At R205 000 the new baby from the Swedish stable is no stripped-down special - it's as fully equipped as its bigger-engined brother the Volvo S40 2.4T.
This means it gets all the Volvo bells and whistles, including climate control air conditioning with pollen filter, a built-in radio/front loader CD fitted into the beautiful Volvo slim-line centre console, remote controls on the steering wheel for the audio system and cruise control, a built-in trip computer, rain sensor windscreen wipers, front and rear fog lights, a leather-trimmed steering wheel and gearknob, and remote central locking.
There are also electric mirrors and windows, and a tilt and reach adjustable steering wheel.
On top of that it gets 16 inch alloy wheels as standard, shod with 205/55 R16 W tyres, ABS brakes with brake assist and electronic brake distribution, front and side airbags, front and rear curtain airbags, whiplash protection, and traction and stability control.
"Feature for feature, especially when price-adjusted for its extra specification versus its competition, the S40 1.8i represents the best value-for-money in its market segment," says Volvo's marketing and communications boss Andre Oosthuizen.
However, the proof of the pudding has to be in the eating, and we drove the car on a testing route in and around the Franschoek and Stellenbosch areas of the Cape, including several mountain passes.
The S40 1.8i is fitted with a DOHC all-alloy four-cylinder engine producing 92 kW at 6 000 r/min and 165 Nm of torque at 6 000 r/min.
This, says Volvo, endows it with a 0-100 km/h acceleration of just 10.9 seconds and pushes the neat four-door sedan on to 200 km/h. Overall fuel consumption works out at a very frugal 7.2 litres/100 km.
Although other Volvos are known for their brisk performance, the new entry-level model is, in this regard, quite ordinary - it's the same sort of performance you would expect from other 1.8 and some 2-litre cars - but it doesn't have the "dash and flash" of its bigger-engined siblings.
That said, it's no slouch, and can be made to progress rapidly if you make good use of the slick and smooth 5-speed manual gearbox - the latter the only option.
On top of that, once moving its impeccable handling comes to the fore, and with a class-leading chassis even the tightest of bends are dispatched with alacrity.
Dare I say I even had a bit of fun!
What sets the Volvo apart, of course, is its high standards of fit and finish, as well as the marque's solid reputation for superb build quality and top-class safety.

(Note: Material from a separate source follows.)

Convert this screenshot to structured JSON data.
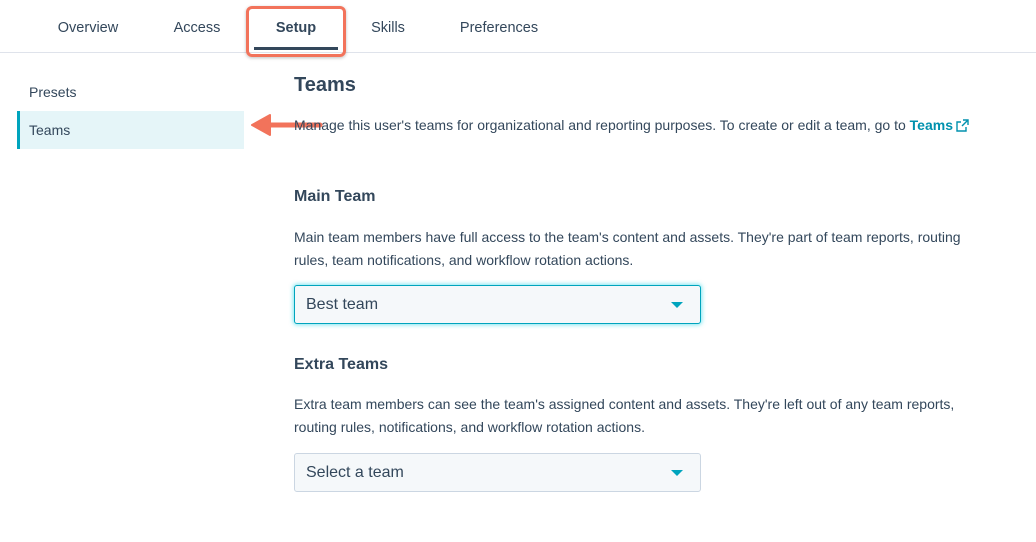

On top of that is the car's excellent versatility.
With all the seats up the boot capacity is 404 litres, enlarging to 883 litres when the 60/40 split rear seats are folded.
Floating centre console
The car also gets the same interior as other Volvo S40s, complete with its celebrated "floating" aluminium centre console.
Upholstery trim is in high-quality cloth, with leather an extra-cost option.
The car is roomy and comfortable, and ride quality is excellent.
The car comes standard with a catalytic converter and exhaust gas recirculation feature, and service intervals are 20 000 km.
It has a 3 year/100 000 km warranty, plus a 5 year/100 000 km maintenance plan.
The S40 1.8i is the latest in a series of new Volvos introduced at almost audacious prices which, says new managing director Alan Cousins, a forthright and no-nonsense Irishman, are designed to give Volvo positive growth in the SA market.
With sales now almost double what they were two years ago, this certainly seems to be the case.
The new model makes Volvo motoring more affordable for more people, and the entry level is sure to appeal to those on car allowance who would never have been able to buy a new Volvo before; it also makes the car appealing to fleet buyers and car rental companies, and several have already expressed interest.
Plus, with local build now in full swing at the Ford SA factory in Silverton, Pretoria, Volvo is able to ensure a quick and ready supply of the new cars.
Unfortunately we won't see a V50 1.8i estate until early next year.